Thin Blue Lie: The Future Of High-Tech Policing
Matt Stroud’s investigative journalism demonstrates the philosophical “technological solutionism” that police departments have utilized in the past century. Technological solutionism refers to reactive policing through new age technological devices such as tasers, CCTV, facial recognition, and body cameras. Stroud addresses how police leadership and policing tactics focus on technology to be the sole solution, rather than having police leadership focus on underlying issues. The book chronicles how technology appears to backfire, with a focus on unreliable and faulty use of tasers. Stroud fails, however, to mention that the criminal justice system uses a reactive response rather than a proactive approach to crime, and this bias can be seen throughout his investigative research.

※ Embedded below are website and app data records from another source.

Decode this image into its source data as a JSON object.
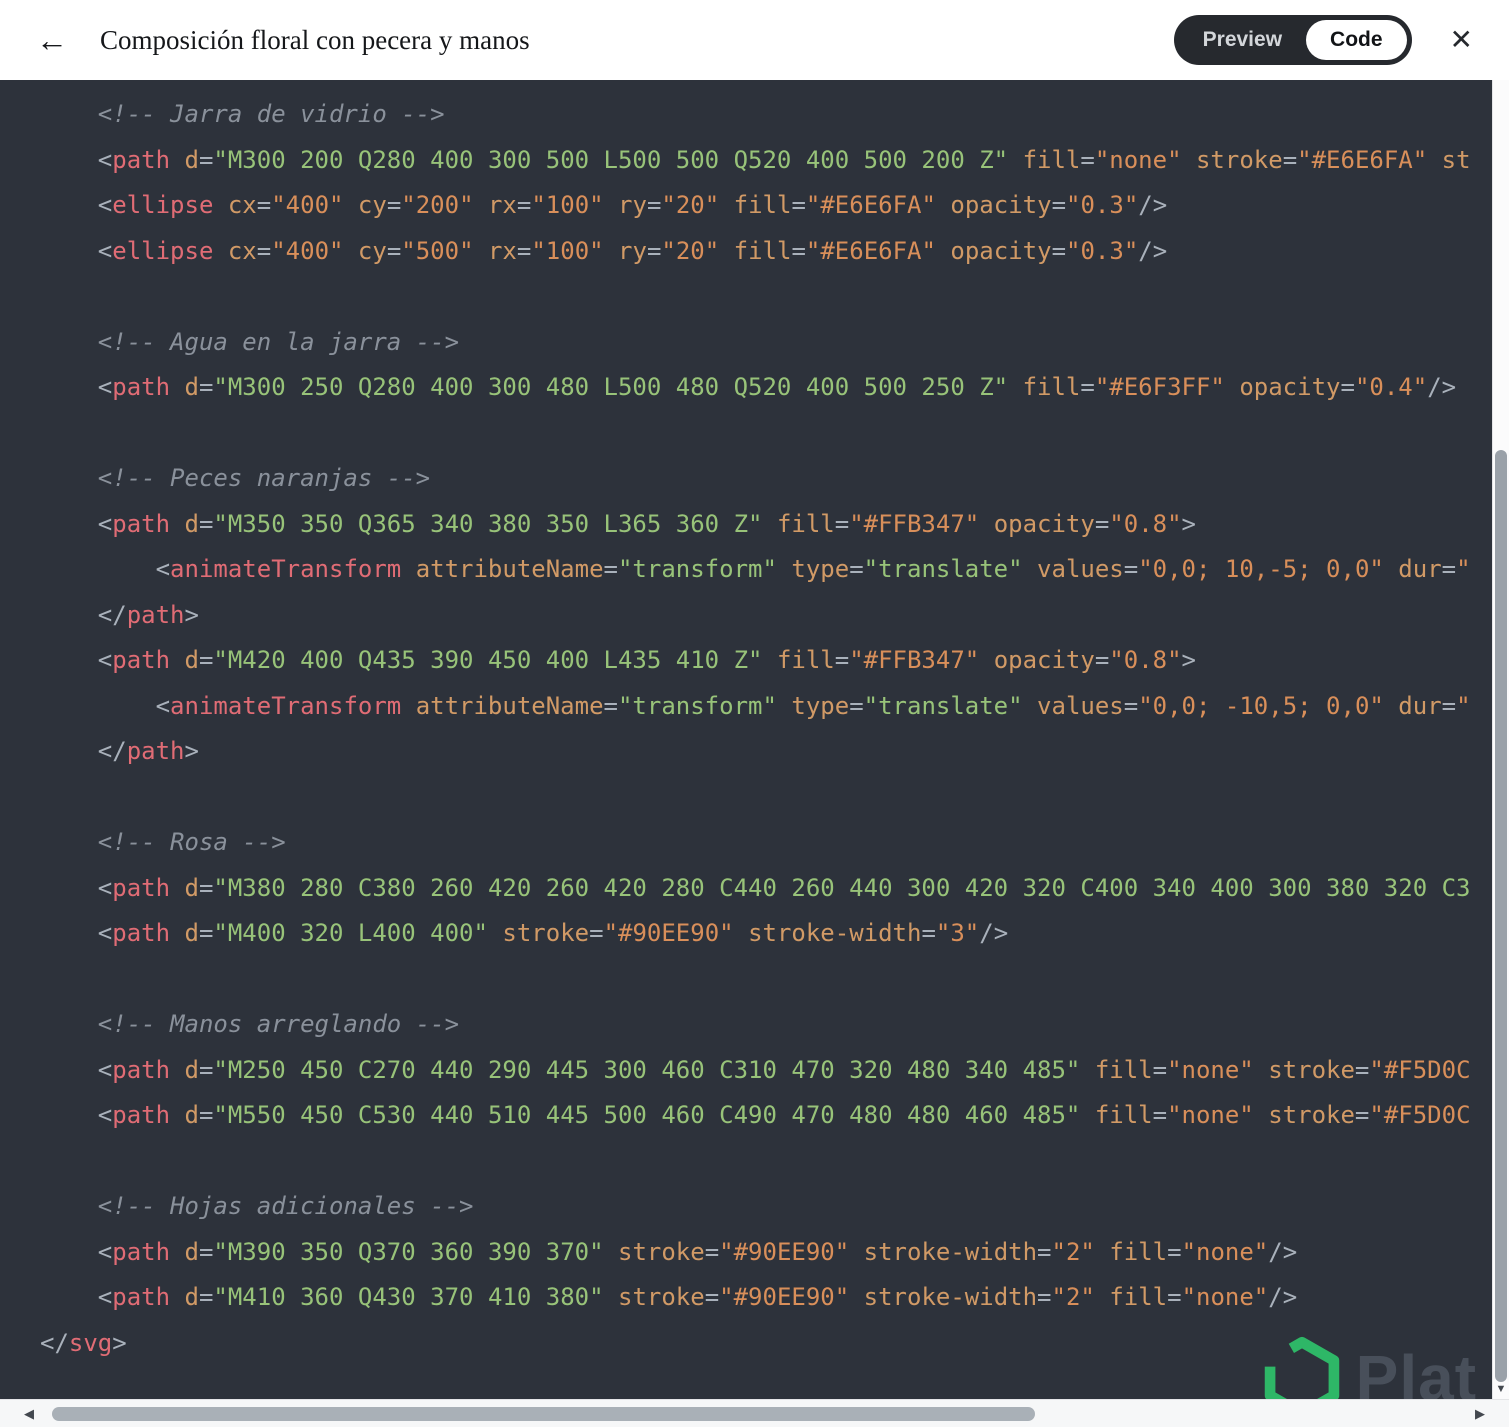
{
  "header": {
    "title": "Composición floral con pecera y manos",
    "toggle": {
      "preview_label": "Preview",
      "code_label": "Code",
      "selected": "Code"
    }
  },
  "icons": {
    "back": "←",
    "close": "✕",
    "scroll_left": "◀",
    "scroll_right": "▶",
    "scroll_down": "▼"
  },
  "watermark": {
    "text": "Plat",
    "logo_color": "#2fcf6f"
  },
  "colors": {
    "code_background": "#2d323b",
    "tag": "#e06c75",
    "attribute": "#d19a66",
    "string": "#98c379",
    "number_string": "#d98f5a",
    "comment": "#8a919b",
    "punctuation": "#a9b1bb",
    "toggle_pill": "#26292e",
    "toggle_active": "#ffffff"
  },
  "code": {
    "language": "svg",
    "token_types": {
      "c": "comment",
      "p": "punctuation",
      "t": "tag",
      "a": "attribute",
      "s": "string",
      "n": "numeric-string",
      "w": "whitespace"
    },
    "lines": [
      [
        [
          "c",
          "    <!-- Jarra de vidrio -->"
        ]
      ],
      [
        [
          "p",
          "    <"
        ],
        [
          "t",
          "path"
        ],
        [
          "w",
          " "
        ],
        [
          "a",
          "d"
        ],
        [
          "p",
          "="
        ],
        [
          "s",
          "\"M300 200 Q280 400 300 500 L500 500 Q520 400 500 200 Z\""
        ],
        [
          "w",
          " "
        ],
        [
          "a",
          "fill"
        ],
        [
          "p",
          "="
        ],
        [
          "n",
          "\"none\""
        ],
        [
          "w",
          " "
        ],
        [
          "a",
          "stroke"
        ],
        [
          "p",
          "="
        ],
        [
          "n",
          "\"#E6E6FA\""
        ],
        [
          "w",
          " "
        ],
        [
          "a",
          "st"
        ]
      ],
      [
        [
          "p",
          "    <"
        ],
        [
          "t",
          "ellipse"
        ],
        [
          "w",
          " "
        ],
        [
          "a",
          "cx"
        ],
        [
          "p",
          "="
        ],
        [
          "n",
          "\"400\""
        ],
        [
          "w",
          " "
        ],
        [
          "a",
          "cy"
        ],
        [
          "p",
          "="
        ],
        [
          "n",
          "\"200\""
        ],
        [
          "w",
          " "
        ],
        [
          "a",
          "rx"
        ],
        [
          "p",
          "="
        ],
        [
          "n",
          "\"100\""
        ],
        [
          "w",
          " "
        ],
        [
          "a",
          "ry"
        ],
        [
          "p",
          "="
        ],
        [
          "n",
          "\"20\""
        ],
        [
          "w",
          " "
        ],
        [
          "a",
          "fill"
        ],
        [
          "p",
          "="
        ],
        [
          "n",
          "\"#E6E6FA\""
        ],
        [
          "w",
          " "
        ],
        [
          "a",
          "opacity"
        ],
        [
          "p",
          "="
        ],
        [
          "n",
          "\"0.3\""
        ],
        [
          "p",
          "/>"
        ]
      ],
      [
        [
          "p",
          "    <"
        ],
        [
          "t",
          "ellipse"
        ],
        [
          "w",
          " "
        ],
        [
          "a",
          "cx"
        ],
        [
          "p",
          "="
        ],
        [
          "n",
          "\"400\""
        ],
        [
          "w",
          " "
        ],
        [
          "a",
          "cy"
        ],
        [
          "p",
          "="
        ],
        [
          "n",
          "\"500\""
        ],
        [
          "w",
          " "
        ],
        [
          "a",
          "rx"
        ],
        [
          "p",
          "="
        ],
        [
          "n",
          "\"100\""
        ],
        [
          "w",
          " "
        ],
        [
          "a",
          "ry"
        ],
        [
          "p",
          "="
        ],
        [
          "n",
          "\"20\""
        ],
        [
          "w",
          " "
        ],
        [
          "a",
          "fill"
        ],
        [
          "p",
          "="
        ],
        [
          "n",
          "\"#E6E6FA\""
        ],
        [
          "w",
          " "
        ],
        [
          "a",
          "opacity"
        ],
        [
          "p",
          "="
        ],
        [
          "n",
          "\"0.3\""
        ],
        [
          "p",
          "/>"
        ]
      ],
      [],
      [
        [
          "c",
          "    <!-- Agua en la jarra -->"
        ]
      ],
      [
        [
          "p",
          "    <"
        ],
        [
          "t",
          "path"
        ],
        [
          "w",
          " "
        ],
        [
          "a",
          "d"
        ],
        [
          "p",
          "="
        ],
        [
          "s",
          "\"M300 250 Q280 400 300 480 L500 480 Q520 400 500 250 Z\""
        ],
        [
          "w",
          " "
        ],
        [
          "a",
          "fill"
        ],
        [
          "p",
          "="
        ],
        [
          "n",
          "\"#E6F3FF\""
        ],
        [
          "w",
          " "
        ],
        [
          "a",
          "opacity"
        ],
        [
          "p",
          "="
        ],
        [
          "n",
          "\"0.4\""
        ],
        [
          "p",
          "/>"
        ]
      ],
      [],
      [
        [
          "c",
          "    <!-- Peces naranjas -->"
        ]
      ],
      [
        [
          "p",
          "    <"
        ],
        [
          "t",
          "path"
        ],
        [
          "w",
          " "
        ],
        [
          "a",
          "d"
        ],
        [
          "p",
          "="
        ],
        [
          "s",
          "\"M350 350 Q365 340 380 350 L365 360 Z\""
        ],
        [
          "w",
          " "
        ],
        [
          "a",
          "fill"
        ],
        [
          "p",
          "="
        ],
        [
          "n",
          "\"#FFB347\""
        ],
        [
          "w",
          " "
        ],
        [
          "a",
          "opacity"
        ],
        [
          "p",
          "="
        ],
        [
          "n",
          "\"0.8\""
        ],
        [
          "p",
          ">"
        ]
      ],
      [
        [
          "p",
          "        <"
        ],
        [
          "t",
          "animateTransform"
        ],
        [
          "w",
          " "
        ],
        [
          "a",
          "attributeName"
        ],
        [
          "p",
          "="
        ],
        [
          "s",
          "\"transform\""
        ],
        [
          "w",
          " "
        ],
        [
          "a",
          "type"
        ],
        [
          "p",
          "="
        ],
        [
          "s",
          "\"translate\""
        ],
        [
          "w",
          " "
        ],
        [
          "a",
          "values"
        ],
        [
          "p",
          "="
        ],
        [
          "n",
          "\"0,0; 10,-5; 0,0\""
        ],
        [
          "w",
          " "
        ],
        [
          "a",
          "dur"
        ],
        [
          "p",
          "="
        ],
        [
          "n",
          "\""
        ]
      ],
      [
        [
          "p",
          "    </"
        ],
        [
          "t",
          "path"
        ],
        [
          "p",
          ">"
        ]
      ],
      [
        [
          "p",
          "    <"
        ],
        [
          "t",
          "path"
        ],
        [
          "w",
          " "
        ],
        [
          "a",
          "d"
        ],
        [
          "p",
          "="
        ],
        [
          "s",
          "\"M420 400 Q435 390 450 400 L435 410 Z\""
        ],
        [
          "w",
          " "
        ],
        [
          "a",
          "fill"
        ],
        [
          "p",
          "="
        ],
        [
          "n",
          "\"#FFB347\""
        ],
        [
          "w",
          " "
        ],
        [
          "a",
          "opacity"
        ],
        [
          "p",
          "="
        ],
        [
          "n",
          "\"0.8\""
        ],
        [
          "p",
          ">"
        ]
      ],
      [
        [
          "p",
          "        <"
        ],
        [
          "t",
          "animateTransform"
        ],
        [
          "w",
          " "
        ],
        [
          "a",
          "attributeName"
        ],
        [
          "p",
          "="
        ],
        [
          "s",
          "\"transform\""
        ],
        [
          "w",
          " "
        ],
        [
          "a",
          "type"
        ],
        [
          "p",
          "="
        ],
        [
          "s",
          "\"translate\""
        ],
        [
          "w",
          " "
        ],
        [
          "a",
          "values"
        ],
        [
          "p",
          "="
        ],
        [
          "n",
          "\"0,0; -10,5; 0,0\""
        ],
        [
          "w",
          " "
        ],
        [
          "a",
          "dur"
        ],
        [
          "p",
          "="
        ],
        [
          "n",
          "\""
        ]
      ],
      [
        [
          "p",
          "    </"
        ],
        [
          "t",
          "path"
        ],
        [
          "p",
          ">"
        ]
      ],
      [],
      [
        [
          "c",
          "    <!-- Rosa -->"
        ]
      ],
      [
        [
          "p",
          "    <"
        ],
        [
          "t",
          "path"
        ],
        [
          "w",
          " "
        ],
        [
          "a",
          "d"
        ],
        [
          "p",
          "="
        ],
        [
          "s",
          "\"M380 280 C380 260 420 260 420 280 C440 260 440 300 420 320 C400 340 400 300 380 320 C3"
        ]
      ],
      [
        [
          "p",
          "    <"
        ],
        [
          "t",
          "path"
        ],
        [
          "w",
          " "
        ],
        [
          "a",
          "d"
        ],
        [
          "p",
          "="
        ],
        [
          "s",
          "\"M400 320 L400 400\""
        ],
        [
          "w",
          " "
        ],
        [
          "a",
          "stroke"
        ],
        [
          "p",
          "="
        ],
        [
          "n",
          "\"#90EE90\""
        ],
        [
          "w",
          " "
        ],
        [
          "a",
          "stroke-width"
        ],
        [
          "p",
          "="
        ],
        [
          "n",
          "\"3\""
        ],
        [
          "p",
          "/>"
        ]
      ],
      [],
      [
        [
          "c",
          "    <!-- Manos arreglando -->"
        ]
      ],
      [
        [
          "p",
          "    <"
        ],
        [
          "t",
          "path"
        ],
        [
          "w",
          " "
        ],
        [
          "a",
          "d"
        ],
        [
          "p",
          "="
        ],
        [
          "s",
          "\"M250 450 C270 440 290 445 300 460 C310 470 320 480 340 485\""
        ],
        [
          "w",
          " "
        ],
        [
          "a",
          "fill"
        ],
        [
          "p",
          "="
        ],
        [
          "n",
          "\"none\""
        ],
        [
          "w",
          " "
        ],
        [
          "a",
          "stroke"
        ],
        [
          "p",
          "="
        ],
        [
          "n",
          "\"#F5D0C"
        ]
      ],
      [
        [
          "p",
          "    <"
        ],
        [
          "t",
          "path"
        ],
        [
          "w",
          " "
        ],
        [
          "a",
          "d"
        ],
        [
          "p",
          "="
        ],
        [
          "s",
          "\"M550 450 C530 440 510 445 500 460 C490 470 480 480 460 485\""
        ],
        [
          "w",
          " "
        ],
        [
          "a",
          "fill"
        ],
        [
          "p",
          "="
        ],
        [
          "n",
          "\"none\""
        ],
        [
          "w",
          " "
        ],
        [
          "a",
          "stroke"
        ],
        [
          "p",
          "="
        ],
        [
          "n",
          "\"#F5D0C"
        ]
      ],
      [],
      [
        [
          "c",
          "    <!-- Hojas adicionales -->"
        ]
      ],
      [
        [
          "p",
          "    <"
        ],
        [
          "t",
          "path"
        ],
        [
          "w",
          " "
        ],
        [
          "a",
          "d"
        ],
        [
          "p",
          "="
        ],
        [
          "s",
          "\"M390 350 Q370 360 390 370\""
        ],
        [
          "w",
          " "
        ],
        [
          "a",
          "stroke"
        ],
        [
          "p",
          "="
        ],
        [
          "n",
          "\"#90EE90\""
        ],
        [
          "w",
          " "
        ],
        [
          "a",
          "stroke-width"
        ],
        [
          "p",
          "="
        ],
        [
          "n",
          "\"2\""
        ],
        [
          "w",
          " "
        ],
        [
          "a",
          "fill"
        ],
        [
          "p",
          "="
        ],
        [
          "n",
          "\"none\""
        ],
        [
          "p",
          "/>"
        ]
      ],
      [
        [
          "p",
          "    <"
        ],
        [
          "t",
          "path"
        ],
        [
          "w",
          " "
        ],
        [
          "a",
          "d"
        ],
        [
          "p",
          "="
        ],
        [
          "s",
          "\"M410 360 Q430 370 410 380\""
        ],
        [
          "w",
          " "
        ],
        [
          "a",
          "stroke"
        ],
        [
          "p",
          "="
        ],
        [
          "n",
          "\"#90EE90\""
        ],
        [
          "w",
          " "
        ],
        [
          "a",
          "stroke-width"
        ],
        [
          "p",
          "="
        ],
        [
          "n",
          "\"2\""
        ],
        [
          "w",
          " "
        ],
        [
          "a",
          "fill"
        ],
        [
          "p",
          "="
        ],
        [
          "n",
          "\"none\""
        ],
        [
          "p",
          "/>"
        ]
      ],
      [
        [
          "p",
          "</"
        ],
        [
          "t",
          "svg"
        ],
        [
          "p",
          ">"
        ]
      ]
    ]
  }
}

Stroud’s description of how the police integrated technology is one of the strengths of the book. He details the racial tensions between African American communities and police departments that have been ongoing since 1905, and how August Vollmer became a modern policing pioneer. While Stroud describes Vollmer’s writings as racist with respect to crime, Vollmer did contribute much to what we know about police professionalism, having a systematic database of criminal records, and the use of the polygraph test.
Stroud emphasizes the aftermath of the Watts riots of 1965, which lead police departments to search for technology as a remedy to the perceived problems rather than addressing community-based issues. He focuses heavily on the uprising and fall of the several companies and individuals that promoted the use of the taser. There is also a focus on the development and use of COMPSTAT.

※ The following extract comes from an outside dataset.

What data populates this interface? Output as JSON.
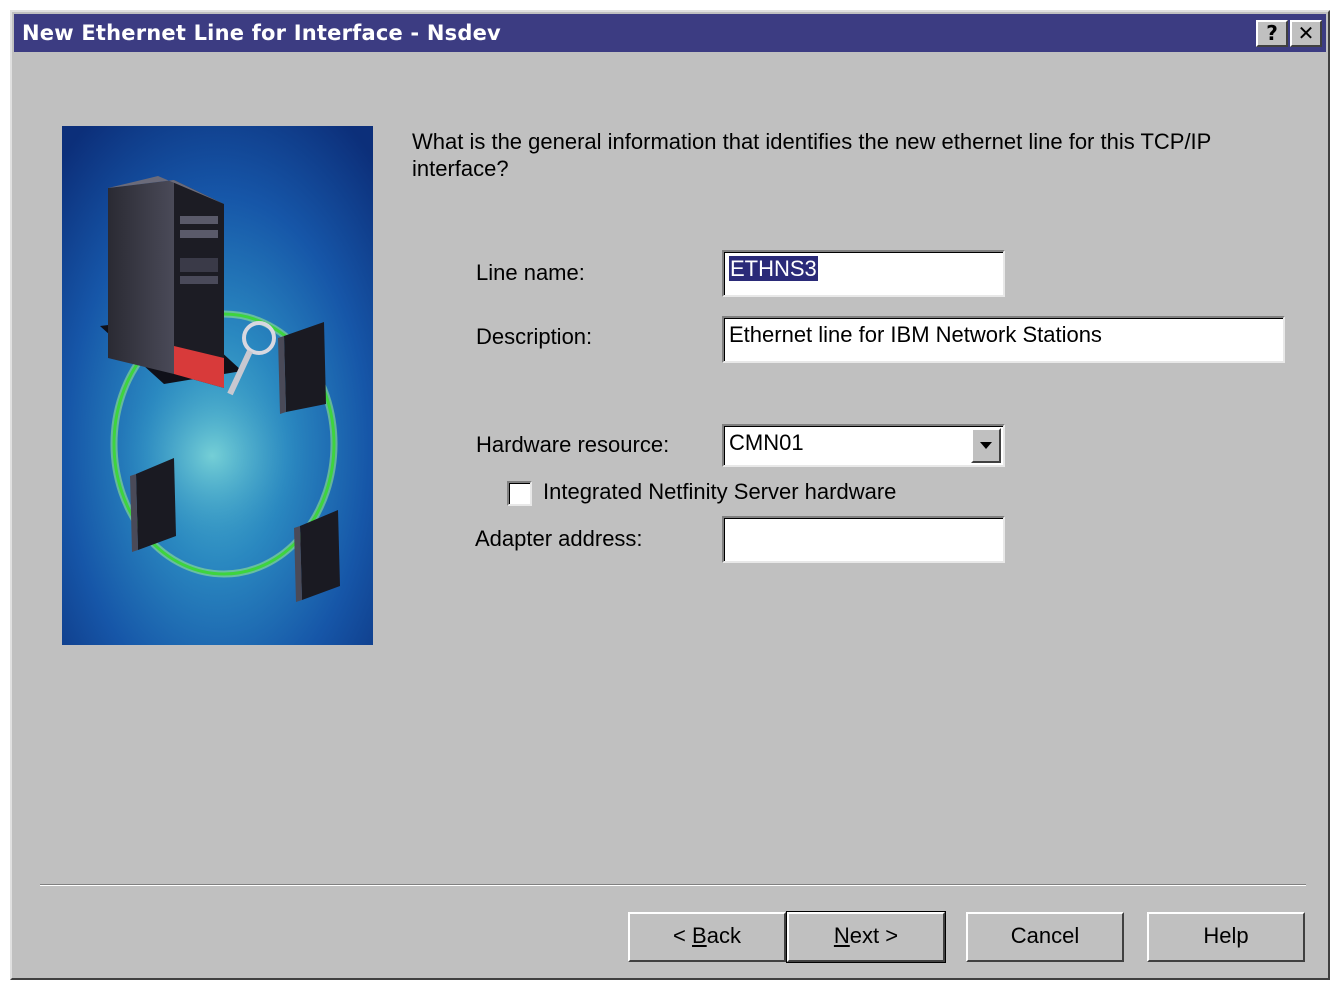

Unfortunately, the strength of historical details here weakens the author’s overall emphasis on the argument that technology has ruined modern police work. Stroud fails to deliver the same coverage and critiques of technological advances such as the in-car computers, radios, GPS, digital cameras, and cell phones carried by most officers today.
While Stroud provides insight into the history of technology, he provides no solutions to its associated problems. He does not, for example, address any external police pressures, such as political influence, legal mandates, and societal pressure, which have encouraged departments to adopt technology as the solution after critical incidents. Instead, the book’s primary assumption seems to be that decisions are made internally by police agencies with little external influence—other than private companies looking to capitalize on the technological remedies they sell. For these reasons, the book has limited scope and application, and does not speak to the important history of the development of several vital technologies that are commonly used in policing today.
Ben Stickle, Ph.D., Middle Tennessee State University